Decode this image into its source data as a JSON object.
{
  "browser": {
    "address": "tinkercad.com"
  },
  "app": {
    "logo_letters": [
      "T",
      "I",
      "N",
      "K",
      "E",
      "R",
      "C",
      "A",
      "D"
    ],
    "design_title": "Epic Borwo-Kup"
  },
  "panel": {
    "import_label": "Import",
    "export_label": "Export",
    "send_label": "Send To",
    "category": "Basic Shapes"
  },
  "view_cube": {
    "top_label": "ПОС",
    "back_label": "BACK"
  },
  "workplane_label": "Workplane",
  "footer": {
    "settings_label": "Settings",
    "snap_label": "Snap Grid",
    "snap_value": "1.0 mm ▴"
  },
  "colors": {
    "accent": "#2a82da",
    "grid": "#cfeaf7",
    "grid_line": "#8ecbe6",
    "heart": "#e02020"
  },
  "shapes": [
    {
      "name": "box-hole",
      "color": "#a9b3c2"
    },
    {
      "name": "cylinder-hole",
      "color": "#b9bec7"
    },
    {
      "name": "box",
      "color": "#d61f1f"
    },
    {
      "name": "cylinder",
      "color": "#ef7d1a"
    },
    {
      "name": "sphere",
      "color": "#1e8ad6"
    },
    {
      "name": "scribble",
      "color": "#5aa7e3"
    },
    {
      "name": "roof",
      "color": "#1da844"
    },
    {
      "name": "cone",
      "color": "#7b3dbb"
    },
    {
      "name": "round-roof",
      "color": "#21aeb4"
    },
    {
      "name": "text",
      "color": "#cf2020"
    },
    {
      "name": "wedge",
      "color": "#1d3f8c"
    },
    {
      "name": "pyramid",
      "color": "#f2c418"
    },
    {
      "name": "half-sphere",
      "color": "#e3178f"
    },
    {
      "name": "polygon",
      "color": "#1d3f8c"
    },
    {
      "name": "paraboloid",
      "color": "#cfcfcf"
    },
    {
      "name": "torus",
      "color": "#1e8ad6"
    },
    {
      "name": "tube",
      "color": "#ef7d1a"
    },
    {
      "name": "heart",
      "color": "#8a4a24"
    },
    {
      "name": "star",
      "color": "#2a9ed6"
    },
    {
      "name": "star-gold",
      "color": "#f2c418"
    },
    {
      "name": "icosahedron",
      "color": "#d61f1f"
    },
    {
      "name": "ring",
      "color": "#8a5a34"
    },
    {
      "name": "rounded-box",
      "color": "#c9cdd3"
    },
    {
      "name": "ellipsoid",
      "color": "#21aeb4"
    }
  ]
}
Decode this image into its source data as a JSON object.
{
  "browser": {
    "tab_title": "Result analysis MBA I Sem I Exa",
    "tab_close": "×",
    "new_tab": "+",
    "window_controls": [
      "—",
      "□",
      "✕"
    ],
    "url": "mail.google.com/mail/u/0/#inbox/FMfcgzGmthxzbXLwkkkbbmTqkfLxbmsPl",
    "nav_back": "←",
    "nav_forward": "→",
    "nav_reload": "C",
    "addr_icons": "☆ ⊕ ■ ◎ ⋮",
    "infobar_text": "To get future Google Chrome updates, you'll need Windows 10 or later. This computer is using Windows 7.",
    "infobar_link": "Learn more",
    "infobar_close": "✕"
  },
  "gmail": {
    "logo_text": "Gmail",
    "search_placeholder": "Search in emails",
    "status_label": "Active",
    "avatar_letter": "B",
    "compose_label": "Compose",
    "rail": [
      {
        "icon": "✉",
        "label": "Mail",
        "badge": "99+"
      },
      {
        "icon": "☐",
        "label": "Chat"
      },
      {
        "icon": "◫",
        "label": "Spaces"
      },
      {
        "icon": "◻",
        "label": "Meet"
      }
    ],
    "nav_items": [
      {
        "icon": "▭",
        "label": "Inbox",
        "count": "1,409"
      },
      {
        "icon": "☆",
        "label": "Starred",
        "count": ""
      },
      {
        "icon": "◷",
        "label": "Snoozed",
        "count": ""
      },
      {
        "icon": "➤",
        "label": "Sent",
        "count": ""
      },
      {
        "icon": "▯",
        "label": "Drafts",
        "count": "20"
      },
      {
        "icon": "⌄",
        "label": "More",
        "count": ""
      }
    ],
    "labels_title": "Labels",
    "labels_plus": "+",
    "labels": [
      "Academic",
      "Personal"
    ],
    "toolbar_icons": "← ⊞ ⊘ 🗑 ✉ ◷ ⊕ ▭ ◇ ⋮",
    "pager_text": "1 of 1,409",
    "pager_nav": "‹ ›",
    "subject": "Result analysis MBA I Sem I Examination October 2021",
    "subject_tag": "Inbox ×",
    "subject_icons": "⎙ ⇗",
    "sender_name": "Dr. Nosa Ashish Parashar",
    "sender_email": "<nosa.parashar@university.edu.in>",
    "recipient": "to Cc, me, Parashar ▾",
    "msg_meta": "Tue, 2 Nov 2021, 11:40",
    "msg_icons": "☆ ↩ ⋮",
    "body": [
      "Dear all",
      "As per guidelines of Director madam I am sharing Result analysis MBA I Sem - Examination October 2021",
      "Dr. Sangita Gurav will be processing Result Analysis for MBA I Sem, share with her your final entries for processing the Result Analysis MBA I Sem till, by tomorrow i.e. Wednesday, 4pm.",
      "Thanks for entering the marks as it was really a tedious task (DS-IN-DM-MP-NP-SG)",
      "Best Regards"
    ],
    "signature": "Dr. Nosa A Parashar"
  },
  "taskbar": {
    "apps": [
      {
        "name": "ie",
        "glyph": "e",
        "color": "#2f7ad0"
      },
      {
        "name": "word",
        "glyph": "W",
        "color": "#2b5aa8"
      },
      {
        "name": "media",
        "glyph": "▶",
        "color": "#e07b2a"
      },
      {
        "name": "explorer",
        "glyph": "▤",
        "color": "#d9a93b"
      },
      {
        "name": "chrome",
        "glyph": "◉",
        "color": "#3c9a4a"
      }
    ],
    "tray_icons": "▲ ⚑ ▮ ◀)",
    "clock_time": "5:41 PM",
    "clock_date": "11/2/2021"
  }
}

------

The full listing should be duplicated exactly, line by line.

Decode this image into its source data as a JSON object.
{
  "browser": {
    "address": "tinkercad.com"
  },
  "app": {
    "logo_letters": [
      "T",
      "I",
      "N",
      "K",
      "E",
      "R",
      "C",
      "A",
      "D"
    ],
    "design_title": "Epic Borwo-Kup"
  },
  "panel": {
    "import_label": "Import",
    "export_label": "Export",
    "send_label": "Send To",
    "category": "Basic Shapes"
  },
  "view_cube": {
    "top_label": "ПОС",
    "back_label": "BACK"
  },
  "workplane_label": "Workplane",
  "footer": {
    "settings_label": "Settings",
    "snap_label": "Snap Grid",
    "snap_value": "1.0 mm ▴"
  },
  "colors": {
    "accent": "#2a82da",
    "grid": "#cfeaf7",
    "grid_line": "#8ecbe6",
    "heart": "#e02020"
  },
  "shapes": [
    {
      "name": "box-hole",
      "color": "#a9b3c2"
    },
    {
      "name": "cylinder-hole",
      "color": "#b9bec7"
    },
    {
      "name": "box",
      "color": "#d61f1f"
    },
    {
      "name": "cylinder",
      "color": "#ef7d1a"
    },
    {
      "name": "sphere",
      "color": "#1e8ad6"
    },
    {
      "name": "scribble",
      "color": "#5aa7e3"
    },
    {
      "name": "roof",
      "color": "#1da844"
    },
    {
      "name": "cone",
      "color": "#7b3dbb"
    },
    {
      "name": "round-roof",
      "color": "#21aeb4"
    },
    {
      "name": "text",
      "color": "#cf2020"
    },
    {
      "name": "wedge",
      "color": "#1d3f8c"
    },
    {
      "name": "pyramid",
      "color": "#f2c418"
    },
    {
      "name": "half-sphere",
      "color": "#e3178f"
    },
    {
      "name": "polygon",
      "color": "#1d3f8c"
    },
    {
      "name": "paraboloid",
      "color": "#cfcfcf"
    },
    {
      "name": "torus",
      "color": "#1e8ad6"
    },
    {
      "name": "tube",
      "color": "#ef7d1a"
    },
    {
      "name": "heart",
      "color": "#8a4a24"
    },
    {
      "name": "star",
      "color": "#2a9ed6"
    },
    {
      "name": "star-gold",
      "color": "#f2c418"
    },
    {
      "name": "icosahedron",
      "color": "#d61f1f"
    },
    {
      "name": "ring",
      "color": "#8a5a34"
    },
    {
      "name": "rounded-box",
      "color": "#c9cdd3"
    },
    {
      "name": "ellipsoid",
      "color": "#21aeb4"
    }
  ]
}
Decode this image into its source data as a JSON object.
{
  "browser": {
    "tab_title": "Result analysis MBA I Sem I Exa",
    "tab_close": "×",
    "new_tab": "+",
    "window_controls": [
      "—",
      "□",
      "✕"
    ],
    "url": "mail.google.com/mail/u/0/#inbox/FMfcgzGmthxzbXLwkkkbbmTqkfLxbmsPl",
    "nav_back": "←",
    "nav_forward": "→",
    "nav_reload": "C",
    "addr_icons": "☆ ⊕ ■ ◎ ⋮",
    "infobar_text": "To get future Google Chrome updates, you'll need Windows 10 or later. This computer is using Windows 7.",
    "infobar_link": "Learn more",
    "infobar_close": "✕"
  },
  "gmail": {
    "logo_text": "Gmail",
    "search_placeholder": "Search in emails",
    "status_label": "Active",
    "avatar_letter": "B",
    "compose_label": "Compose",
    "rail": [
      {
        "icon": "✉",
        "label": "Mail",
        "badge": "99+"
      },
      {
        "icon": "☐",
        "label": "Chat"
      },
      {
        "icon": "◫",
        "label": "Spaces"
      },
      {
        "icon": "◻",
        "label": "Meet"
      }
    ],
    "nav_items": [
      {
        "icon": "▭",
        "label": "Inbox",
        "count": "1,409"
      },
      {
        "icon": "☆",
        "label": "Starred",
        "count": ""
      },
      {
        "icon": "◷",
        "label": "Snoozed",
        "count": ""
      },
      {
        "icon": "➤",
        "label": "Sent",
        "count": ""
      },
      {
        "icon": "▯",
        "label": "Drafts",
        "count": "20"
      },
      {
        "icon": "⌄",
        "label": "More",
        "count": ""
      }
    ],
    "labels_title": "Labels",
    "labels_plus": "+",
    "labels": [
      "Academic",
      "Personal"
    ],
    "toolbar_icons": "← ⊞ ⊘ 🗑 ✉ ◷ ⊕ ▭ ◇ ⋮",
    "pager_text": "1 of 1,409",
    "pager_nav": "‹ ›",
    "subject": "Result analysis MBA I Sem I Examination October 2021",
    "subject_tag": "Inbox ×",
    "subject_icons": "⎙ ⇗",
    "sender_name": "Dr. Nosa Ashish Parashar",
    "sender_email": "<nosa.parashar@university.edu.in>",
    "recipient": "to Cc, me, Parashar ▾",
    "msg_meta": "Tue, 2 Nov 2021, 11:40",
    "msg_icons": "☆ ↩ ⋮",
    "body": [
      "Dear all",
      "As per guidelines of Director madam I am sharing Result analysis MBA I Sem - Examination October 2021",
      "Dr. Sangita Gurav will be processing Result Analysis for MBA I Sem, share with her your final entries for processing the Result Analysis MBA I Sem till, by tomorrow i.e. Wednesday, 4pm.",
      "Thanks for entering the marks as it was really a tedious task (DS-IN-DM-MP-NP-SG)",
      "Best Regards"
    ],
    "signature": "Dr. Nosa A Parashar"
  },
  "taskbar": {
    "apps": [
      {
        "name": "ie",
        "glyph": "e",
        "color": "#2f7ad0"
      },
      {
        "name": "word",
        "glyph": "W",
        "color": "#2b5aa8"
      },
      {
        "name": "media",
        "glyph": "▶",
        "color": "#e07b2a"
      },
      {
        "name": "explorer",
        "glyph": "▤",
        "color": "#d9a93b"
      },
      {
        "name": "chrome",
        "glyph": "◉",
        "color": "#3c9a4a"
      }
    ],
    "tray_icons": "▲ ⚑ ▮ ◀)",
    "clock_time": "5:41 PM",
    "clock_date": "11/2/2021"
  }
}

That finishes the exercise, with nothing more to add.